There are strange illnesses. Rotavirus seems to be going around the neighborhood, with at least one toddler and one thirtysomething with confirmed cases. It's a high-fever, vomiting, diarrhea kind of illness that lasts a week if you're lucky.

China is like the honey badger. She don't care.

Monday, December 2, 2013

Why I Love China

Yes, there are days that are beyond frustrating. And then something like this happens.

I'm having lunch with a friend when I realize that the strap across my shoe has come apart and it's hanging off my shoe with the button dangling by a thread. I pull the button off and put it in my pocket, starting to walk home.

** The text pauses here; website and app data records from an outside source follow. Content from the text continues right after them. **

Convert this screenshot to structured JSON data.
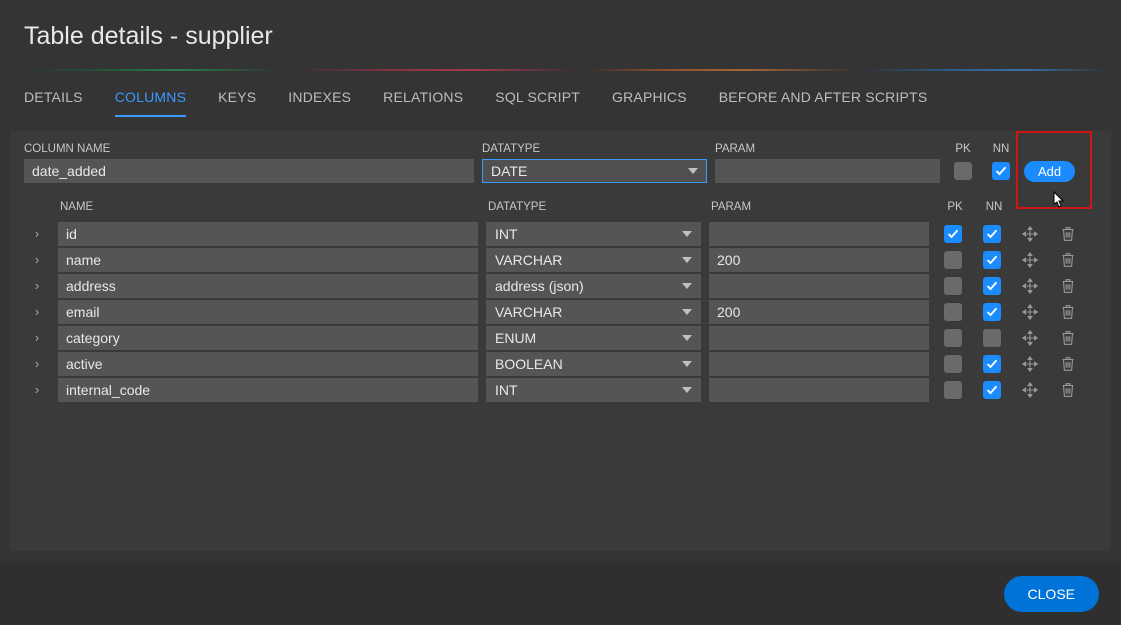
{
  "title": "Table details - supplier",
  "tabs": [
    {
      "label": "DETAILS",
      "active": false
    },
    {
      "label": "COLUMNS",
      "active": true
    },
    {
      "label": "KEYS",
      "active": false
    },
    {
      "label": "INDEXES",
      "active": false
    },
    {
      "label": "RELATIONS",
      "active": false
    },
    {
      "label": "SQL SCRIPT",
      "active": false
    },
    {
      "label": "GRAPHICS",
      "active": false
    },
    {
      "label": "BEFORE AND AFTER SCRIPTS",
      "active": false
    }
  ],
  "headers": {
    "column_name": "COLUMN NAME",
    "datatype": "DATATYPE",
    "param": "PARAM",
    "pk": "PK",
    "nn": "NN",
    "name": "NAME"
  },
  "new_column": {
    "name": "date_added",
    "datatype": "DATE",
    "param": "",
    "pk": false,
    "nn": true
  },
  "add_button": "Add",
  "columns": [
    {
      "name": "id",
      "datatype": "INT",
      "param": "",
      "pk": true,
      "nn": true
    },
    {
      "name": "name",
      "datatype": "VARCHAR",
      "param": "200",
      "pk": false,
      "nn": true
    },
    {
      "name": "address",
      "datatype": "address (json)",
      "param": "",
      "pk": false,
      "nn": true
    },
    {
      "name": "email",
      "datatype": "VARCHAR",
      "param": "200",
      "pk": false,
      "nn": true
    },
    {
      "name": "category",
      "datatype": "ENUM",
      "param": "",
      "pk": false,
      "nn": false
    },
    {
      "name": "active",
      "datatype": "BOOLEAN",
      "param": "",
      "pk": false,
      "nn": true
    },
    {
      "name": "internal_code",
      "datatype": "INT",
      "param": "",
      "pk": false,
      "nn": true
    }
  ],
  "close_button": "CLOSE"
}
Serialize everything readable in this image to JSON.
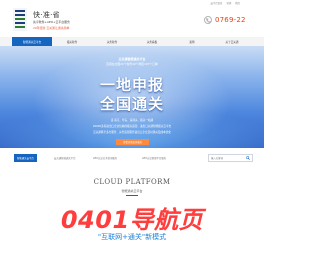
{
  "topbar": {
    "links": [
      "云平台首页",
      "营销",
      "我的"
    ]
  },
  "header": {
    "brand_name": "快·准·省",
    "brand_sub": "先享软件+AEO+云平台服务",
    "brand_tag": "20年经验 云关通让通关简单",
    "phone": "0769-22"
  },
  "nav": {
    "items": [
      {
        "label": "智能通关云平台",
        "active": true
      },
      {
        "label": "报关软件",
        "active": false
      },
      {
        "label": "关务软件",
        "active": false
      },
      {
        "label": "关务看板",
        "active": false
      },
      {
        "label": "案例",
        "active": false
      },
      {
        "label": "关于云关通",
        "active": false
      }
    ]
  },
  "banner": {
    "title": "云关通智能通关平台",
    "subtitle": "应用在全国20个省份40个地区197个口岸",
    "big_line1": "一地申报",
    "big_line2": "全国通关",
    "line1": "直·南京、华东、深圳关、报关一站通",
    "line2": "20000多家进出口企业信赖的报关运营、进出口关通智能报关云平台",
    "line3": "云关通携手多方服务、关务运营服务进出口企业及时通关及成本优化",
    "button": "查看详情更多服务"
  },
  "subnav": {
    "crumbs": [
      "智能通关云平台",
      "云关通智能通关平台",
      "AEO认证关务咨询服务",
      "AEO认证管理平台服务"
    ],
    "search_placeholder": "输入关键词"
  },
  "cloud": {
    "title": "CLOUD PLATFORM",
    "subtitle": "智能通关云平台"
  },
  "error": {
    "code": "0401导航页",
    "sub": "\"互联网+通关\"新模式"
  },
  "colors": {
    "brand_blue": "#1565c0",
    "accent_red": "#e84118",
    "error_red": "#ff3d3d",
    "link_blue": "#1d82d8"
  }
}
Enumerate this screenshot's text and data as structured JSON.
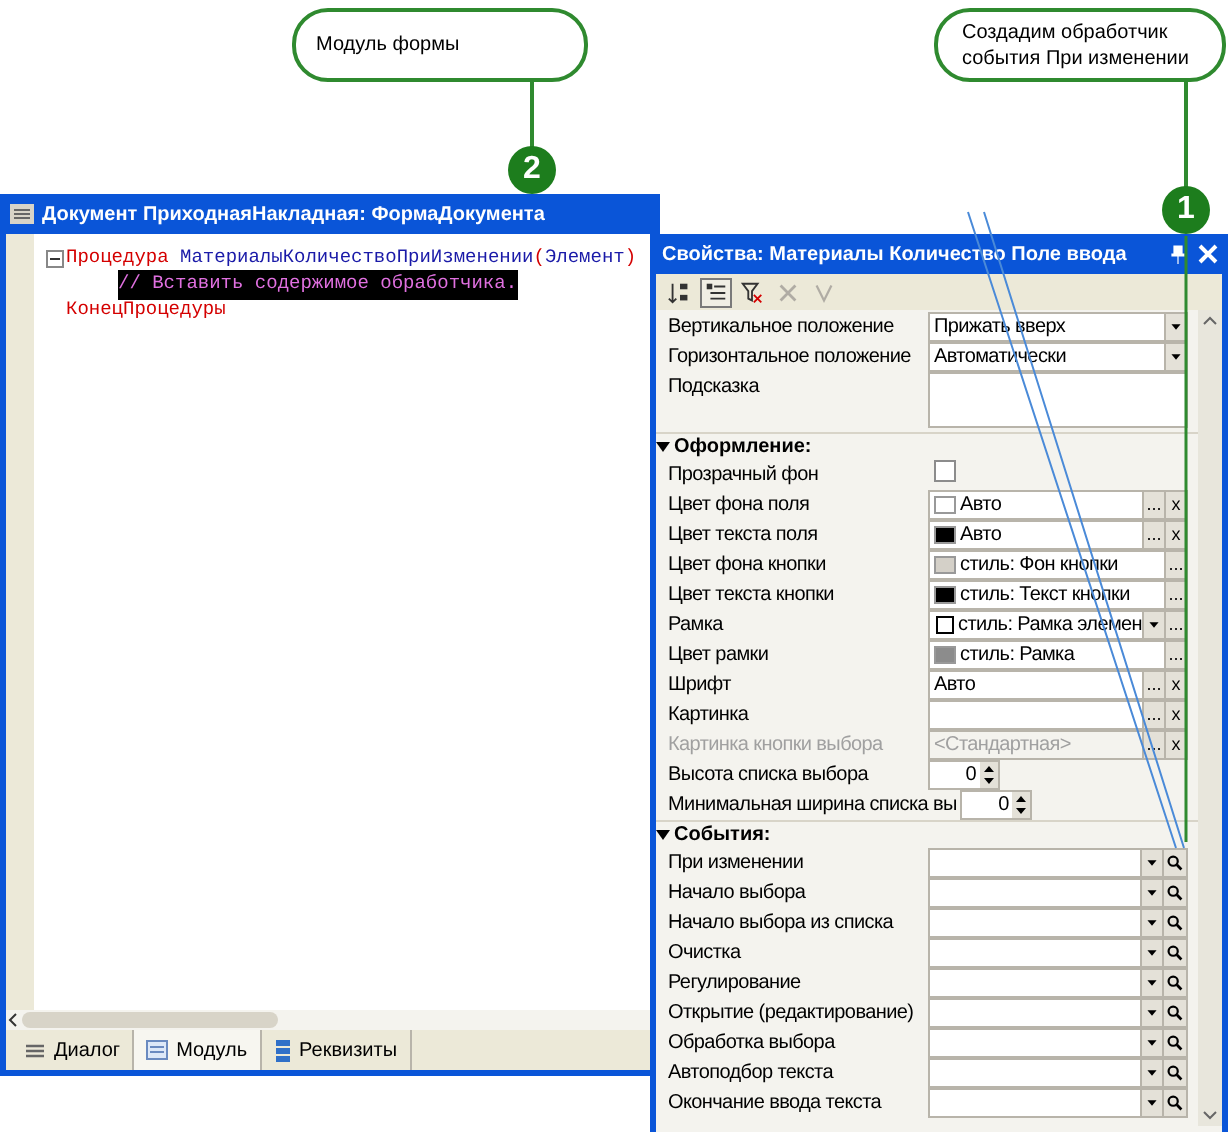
{
  "callouts": [
    {
      "text": "Модуль формы",
      "badge": "2"
    },
    {
      "text": "Создадим обработчик события При изменении",
      "badge": "1"
    }
  ],
  "editor": {
    "title": "Документ ПриходнаяНакладная: ФормаДокумента",
    "code": [
      {
        "expander": true,
        "selected": false,
        "tokens": [
          {
            "kind": "keyword",
            "text": "Процедура"
          },
          {
            "kind": "name",
            "text": " МатериалыКоличествоПриИзменении"
          },
          {
            "kind": "punct",
            "text": "("
          },
          {
            "kind": "name",
            "text": "Элемент"
          },
          {
            "kind": "punct",
            "text": ")"
          }
        ]
      },
      {
        "expander": false,
        "selected": true,
        "tokens": [
          {
            "kind": "comment",
            "text": "// Вставить содержимое обработчика."
          }
        ]
      },
      {
        "expander": false,
        "selected": false,
        "tokens": [
          {
            "kind": "keyword",
            "text": "КонецПроцедуры"
          }
        ]
      }
    ],
    "tabs": [
      {
        "label": "Диалог",
        "selected": false,
        "kind": "dialog"
      },
      {
        "label": "Модуль",
        "selected": true,
        "kind": "module"
      },
      {
        "label": "Реквизиты",
        "selected": false,
        "kind": "attributes"
      }
    ]
  },
  "properties": {
    "title": "Свойства: Материалы Количество Поле ввода",
    "toolbar": [
      {
        "kind": "sort",
        "pressed": false,
        "disabled": false
      },
      {
        "kind": "categories",
        "pressed": true,
        "disabled": false
      },
      {
        "kind": "filter",
        "pressed": false,
        "disabled": false
      },
      {
        "kind": "cancel",
        "pressed": false,
        "disabled": true
      },
      {
        "kind": "apply",
        "pressed": false,
        "disabled": true
      }
    ],
    "groups": [
      {
        "rows": [
          {
            "label": "Вертикальное положение",
            "kind": "select",
            "value": "Прижать вверх",
            "disabled": false
          },
          {
            "label": "Горизонтальное положение",
            "kind": "select",
            "value": "Автоматически",
            "disabled": false
          },
          {
            "label": "Подсказка",
            "kind": "memo",
            "disabled": false
          }
        ]
      },
      {
        "heading": "Оформление:",
        "expanded": true,
        "rows": [
          {
            "label": "Прозрачный фон",
            "kind": "checkbox",
            "checked": false,
            "disabled": false
          },
          {
            "label": "Цвет фона поля",
            "kind": "color",
            "color": "#ffffff",
            "value": "Авто",
            "buttons": [
              "...",
              "x"
            ],
            "disabled": false
          },
          {
            "label": "Цвет текста поля",
            "kind": "color",
            "color": "#000000",
            "value": "Авто",
            "buttons": [
              "...",
              "x"
            ],
            "disabled": false
          },
          {
            "label": "Цвет фона кнопки",
            "kind": "color",
            "color": "#d4d0c8",
            "value": "стиль: Фон кнопки",
            "buttons": [
              "..."
            ],
            "disabled": false
          },
          {
            "label": "Цвет текста кнопки",
            "kind": "color",
            "color": "#000000",
            "value": "стиль: Текст кнопки",
            "buttons": [
              "..."
            ],
            "disabled": false
          },
          {
            "label": "Рамка",
            "kind": "border",
            "value": "стиль: Рамка элемен",
            "buttons": [
              "..."
            ],
            "disabled": false
          },
          {
            "label": "Цвет рамки",
            "kind": "color",
            "color": "#8c8c8c",
            "value": "стиль: Рамка",
            "buttons": [
              "..."
            ],
            "disabled": false
          },
          {
            "label": "Шрифт",
            "kind": "text",
            "value": "Авто",
            "buttons": [
              "...",
              "x"
            ],
            "disabled": false
          },
          {
            "label": "Картинка",
            "kind": "text",
            "buttons": [
              "...",
              "x"
            ],
            "disabled": false
          },
          {
            "label": "Картинка кнопки выбора",
            "kind": "text",
            "value": "<Стандартная>",
            "buttons": [
              "...",
              "x"
            ],
            "disabled": true
          },
          {
            "label": "Высота списка выбора",
            "kind": "spin",
            "value": "0",
            "disabled": false
          },
          {
            "label": "Минимальная ширина списка вы",
            "kind": "spin",
            "value": "0",
            "disabled": false
          }
        ]
      },
      {
        "heading": "События:",
        "expanded": true,
        "rows": [
          {
            "label": "При изменении",
            "kind": "event",
            "disabled": false
          },
          {
            "label": "Начало выбора",
            "kind": "event",
            "disabled": false
          },
          {
            "label": "Начало выбора из списка",
            "kind": "event",
            "disabled": false
          },
          {
            "label": "Очистка",
            "kind": "event",
            "disabled": false
          },
          {
            "label": "Регулирование",
            "kind": "event",
            "disabled": false
          },
          {
            "label": "Открытие (редактирование)",
            "kind": "event",
            "disabled": false
          },
          {
            "label": "Обработка выбора",
            "kind": "event",
            "disabled": false
          },
          {
            "label": "Автоподбор текста",
            "kind": "event",
            "disabled": false
          },
          {
            "label": "Окончание ввода текста",
            "kind": "event",
            "disabled": false
          }
        ]
      }
    ]
  }
}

I'm stopped by a policeman. (Normally, that kind of sentence might strike fear into one's heart, but the lack of guile in most Chinese on the street -- even those in the uniforms -- brings a sense of trust that I don't think I've found anywhere else.) He points to my foot and, I assume, tells me my shoe is falling apart.

That's another thing about China: everyone minds everyone's business. That is, unless they've fallen and are hurt on the street. But gain a few pounds, get a haircut or need a haircut, wear something too warm for hot day or, much worse, too cool for a cold day and you will hear about it. I think it's considered a general public service.

Anyway, I thank the cop and tell him I know my shoe is broken and go on my way.

Twenty feet down the street is a little stand which offers shoe repair, bike repair, and probably assorted other services. I hobble over to the guy, hand him my shoe, sit on his tiny stool in the pale near-winter sun, and wait as he sews the button and strap back on my shoe.

Done. It costs me 5 RMB. That's 82 cents. Doesn't seem like much, but that same 5-kuai note could also buy me a jianbing (with change leftover), or two baozhis, or a small baked sweet potato on the street. So basically the guy just earned his lunch.

Does an 82-cent shoe repair mean I want to stay here forever? No, but it certainly makes things a little nicer in the meantime.